▼
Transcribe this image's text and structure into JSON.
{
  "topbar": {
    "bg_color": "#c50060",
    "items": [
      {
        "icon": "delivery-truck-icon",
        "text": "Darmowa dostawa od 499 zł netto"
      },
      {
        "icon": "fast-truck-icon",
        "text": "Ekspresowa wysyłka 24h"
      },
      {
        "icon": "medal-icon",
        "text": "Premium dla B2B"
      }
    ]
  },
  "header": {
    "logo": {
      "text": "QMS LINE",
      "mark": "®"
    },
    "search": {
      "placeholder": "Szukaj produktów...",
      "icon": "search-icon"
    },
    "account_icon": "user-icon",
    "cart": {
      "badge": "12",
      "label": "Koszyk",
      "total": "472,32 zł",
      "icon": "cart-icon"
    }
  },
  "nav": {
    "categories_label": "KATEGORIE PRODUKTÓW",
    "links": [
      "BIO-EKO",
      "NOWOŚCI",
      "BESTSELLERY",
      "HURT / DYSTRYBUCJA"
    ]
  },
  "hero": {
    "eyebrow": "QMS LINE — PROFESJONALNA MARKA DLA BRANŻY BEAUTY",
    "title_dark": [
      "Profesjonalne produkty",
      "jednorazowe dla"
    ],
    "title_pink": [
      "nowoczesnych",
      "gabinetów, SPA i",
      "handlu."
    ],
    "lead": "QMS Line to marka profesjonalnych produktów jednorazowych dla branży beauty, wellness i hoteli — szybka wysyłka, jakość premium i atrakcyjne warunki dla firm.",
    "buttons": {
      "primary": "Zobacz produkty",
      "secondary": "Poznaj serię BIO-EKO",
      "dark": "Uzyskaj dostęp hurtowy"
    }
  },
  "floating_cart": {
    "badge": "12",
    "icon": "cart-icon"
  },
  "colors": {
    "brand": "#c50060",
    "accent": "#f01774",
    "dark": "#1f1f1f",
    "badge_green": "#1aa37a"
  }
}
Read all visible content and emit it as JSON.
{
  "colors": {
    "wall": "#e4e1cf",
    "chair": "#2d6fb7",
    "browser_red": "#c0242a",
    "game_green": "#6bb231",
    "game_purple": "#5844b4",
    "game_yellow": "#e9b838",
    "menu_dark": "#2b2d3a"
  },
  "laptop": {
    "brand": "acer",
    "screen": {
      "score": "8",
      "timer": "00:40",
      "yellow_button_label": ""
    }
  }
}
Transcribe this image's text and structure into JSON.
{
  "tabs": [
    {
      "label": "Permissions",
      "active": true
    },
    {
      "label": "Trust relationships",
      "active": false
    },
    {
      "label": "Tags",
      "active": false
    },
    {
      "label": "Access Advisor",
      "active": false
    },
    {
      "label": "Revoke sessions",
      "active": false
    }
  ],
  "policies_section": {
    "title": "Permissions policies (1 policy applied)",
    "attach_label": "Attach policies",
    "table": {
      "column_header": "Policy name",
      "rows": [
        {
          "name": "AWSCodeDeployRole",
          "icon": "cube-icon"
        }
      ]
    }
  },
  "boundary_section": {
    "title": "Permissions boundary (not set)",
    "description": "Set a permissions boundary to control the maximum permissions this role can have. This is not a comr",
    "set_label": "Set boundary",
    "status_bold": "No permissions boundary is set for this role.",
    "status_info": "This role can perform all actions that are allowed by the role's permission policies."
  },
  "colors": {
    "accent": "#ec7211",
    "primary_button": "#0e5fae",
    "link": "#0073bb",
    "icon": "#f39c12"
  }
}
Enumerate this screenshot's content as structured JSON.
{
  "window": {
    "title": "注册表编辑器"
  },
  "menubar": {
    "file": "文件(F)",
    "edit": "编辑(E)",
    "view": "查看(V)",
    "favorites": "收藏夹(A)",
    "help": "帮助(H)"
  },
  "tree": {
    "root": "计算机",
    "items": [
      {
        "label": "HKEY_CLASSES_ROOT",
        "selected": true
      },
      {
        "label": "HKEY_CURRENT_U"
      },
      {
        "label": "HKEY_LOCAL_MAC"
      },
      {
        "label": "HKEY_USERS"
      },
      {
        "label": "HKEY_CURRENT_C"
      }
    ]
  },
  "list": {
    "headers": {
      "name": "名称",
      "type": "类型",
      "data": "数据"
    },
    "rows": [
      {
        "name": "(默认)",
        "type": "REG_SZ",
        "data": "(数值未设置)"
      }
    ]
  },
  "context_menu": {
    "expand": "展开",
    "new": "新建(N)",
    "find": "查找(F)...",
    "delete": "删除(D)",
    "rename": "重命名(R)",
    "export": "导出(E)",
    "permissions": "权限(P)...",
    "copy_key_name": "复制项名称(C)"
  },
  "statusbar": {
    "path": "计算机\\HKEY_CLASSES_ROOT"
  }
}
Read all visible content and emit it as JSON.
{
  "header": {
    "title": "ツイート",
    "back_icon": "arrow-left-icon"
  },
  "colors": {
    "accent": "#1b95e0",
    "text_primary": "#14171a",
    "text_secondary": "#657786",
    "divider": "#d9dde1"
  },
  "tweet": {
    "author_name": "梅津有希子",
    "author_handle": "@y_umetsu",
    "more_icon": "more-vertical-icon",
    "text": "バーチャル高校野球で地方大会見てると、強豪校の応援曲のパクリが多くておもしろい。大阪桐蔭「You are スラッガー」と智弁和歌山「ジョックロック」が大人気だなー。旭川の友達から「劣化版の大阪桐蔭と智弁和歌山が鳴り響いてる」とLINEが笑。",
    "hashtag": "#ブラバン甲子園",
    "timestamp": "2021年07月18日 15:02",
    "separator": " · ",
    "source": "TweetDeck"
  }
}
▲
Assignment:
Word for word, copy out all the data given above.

Answer to this problem:
Transcribe this image's text and structure into JSON.
{
  "topbar": {
    "bg_color": "#c50060",
    "items": [
      {
        "icon": "delivery-truck-icon",
        "text": "Darmowa dostawa od 499 zł netto"
      },
      {
        "icon": "fast-truck-icon",
        "text": "Ekspresowa wysyłka 24h"
      },
      {
        "icon": "medal-icon",
        "text": "Premium dla B2B"
      }
    ]
  },
  "header": {
    "logo": {
      "text": "QMS LINE",
      "mark": "®"
    },
    "search": {
      "placeholder": "Szukaj produktów...",
      "icon": "search-icon"
    },
    "account_icon": "user-icon",
    "cart": {
      "badge": "12",
      "label": "Koszyk",
      "total": "472,32 zł",
      "icon": "cart-icon"
    }
  },
  "nav": {
    "categories_label": "KATEGORIE PRODUKTÓW",
    "links": [
      "BIO-EKO",
      "NOWOŚCI",
      "BESTSELLERY",
      "HURT / DYSTRYBUCJA"
    ]
  },
  "hero": {
    "eyebrow": "QMS LINE — PROFESJONALNA MARKA DLA BRANŻY BEAUTY",
    "title_dark": [
      "Profesjonalne produkty",
      "jednorazowe dla"
    ],
    "title_pink": [
      "nowoczesnych",
      "gabinetów, SPA i",
      "handlu."
    ],
    "lead": "QMS Line to marka profesjonalnych produktów jednorazowych dla branży beauty, wellness i hoteli — szybka wysyłka, jakość premium i atrakcyjne warunki dla firm.",
    "buttons": {
      "primary": "Zobacz produkty",
      "secondary": "Poznaj serię BIO-EKO",
      "dark": "Uzyskaj dostęp hurtowy"
    }
  },
  "floating_cart": {
    "badge": "12",
    "icon": "cart-icon"
  },
  "colors": {
    "brand": "#c50060",
    "accent": "#f01774",
    "dark": "#1f1f1f",
    "badge_green": "#1aa37a"
  }
}
Read all visible content and emit it as JSON.
{
  "colors": {
    "wall": "#e4e1cf",
    "chair": "#2d6fb7",
    "browser_red": "#c0242a",
    "game_green": "#6bb231",
    "game_purple": "#5844b4",
    "game_yellow": "#e9b838",
    "menu_dark": "#2b2d3a"
  },
  "laptop": {
    "brand": "acer",
    "screen": {
      "score": "8",
      "timer": "00:40",
      "yellow_button_label": ""
    }
  }
}
Transcribe this image's text and structure into JSON.
{
  "tabs": [
    {
      "label": "Permissions",
      "active": true
    },
    {
      "label": "Trust relationships",
      "active": false
    },
    {
      "label": "Tags",
      "active": false
    },
    {
      "label": "Access Advisor",
      "active": false
    },
    {
      "label": "Revoke sessions",
      "active": false
    }
  ],
  "policies_section": {
    "title": "Permissions policies (1 policy applied)",
    "attach_label": "Attach policies",
    "table": {
      "column_header": "Policy name",
      "rows": [
        {
          "name": "AWSCodeDeployRole",
          "icon": "cube-icon"
        }
      ]
    }
  },
  "boundary_section": {
    "title": "Permissions boundary (not set)",
    "description": "Set a permissions boundary to control the maximum permissions this role can have. This is not a comr",
    "set_label": "Set boundary",
    "status_bold": "No permissions boundary is set for this role.",
    "status_info": "This role can perform all actions that are allowed by the role's permission policies."
  },
  "colors": {
    "accent": "#ec7211",
    "primary_button": "#0e5fae",
    "link": "#0073bb",
    "icon": "#f39c12"
  }
}
Enumerate this screenshot's content as structured JSON.
{
  "window": {
    "title": "注册表编辑器"
  },
  "menubar": {
    "file": "文件(F)",
    "edit": "编辑(E)",
    "view": "查看(V)",
    "favorites": "收藏夹(A)",
    "help": "帮助(H)"
  },
  "tree": {
    "root": "计算机",
    "items": [
      {
        "label": "HKEY_CLASSES_ROOT",
        "selected": true
      },
      {
        "label": "HKEY_CURRENT_U"
      },
      {
        "label": "HKEY_LOCAL_MAC"
      },
      {
        "label": "HKEY_USERS"
      },
      {
        "label": "HKEY_CURRENT_C"
      }
    ]
  },
  "list": {
    "headers": {
      "name": "名称",
      "type": "类型",
      "data": "数据"
    },
    "rows": [
      {
        "name": "(默认)",
        "type": "REG_SZ",
        "data": "(数值未设置)"
      }
    ]
  },
  "context_menu": {
    "expand": "展开",
    "new": "新建(N)",
    "find": "查找(F)...",
    "delete": "删除(D)",
    "rename": "重命名(R)",
    "export": "导出(E)",
    "permissions": "权限(P)...",
    "copy_key_name": "复制项名称(C)"
  },
  "statusbar": {
    "path": "计算机\\HKEY_CLASSES_ROOT"
  }
}
Read all visible content and emit it as JSON.
{
  "header": {
    "title": "ツイート",
    "back_icon": "arrow-left-icon"
  },
  "colors": {
    "accent": "#1b95e0",
    "text_primary": "#14171a",
    "text_secondary": "#657786",
    "divider": "#d9dde1"
  },
  "tweet": {
    "author_name": "梅津有希子",
    "author_handle": "@y_umetsu",
    "more_icon": "more-vertical-icon",
    "text": "バーチャル高校野球で地方大会見てると、強豪校の応援曲のパクリが多くておもしろい。大阪桐蔭「You are スラッガー」と智弁和歌山「ジョックロック」が大人気だなー。旭川の友達から「劣化版の大阪桐蔭と智弁和歌山が鳴り響いてる」とLINEが笑。",
    "hashtag": "#ブラバン甲子園",
    "timestamp": "2021年07月18日 15:02",
    "separator": " · ",
    "source": "TweetDeck"
  }
}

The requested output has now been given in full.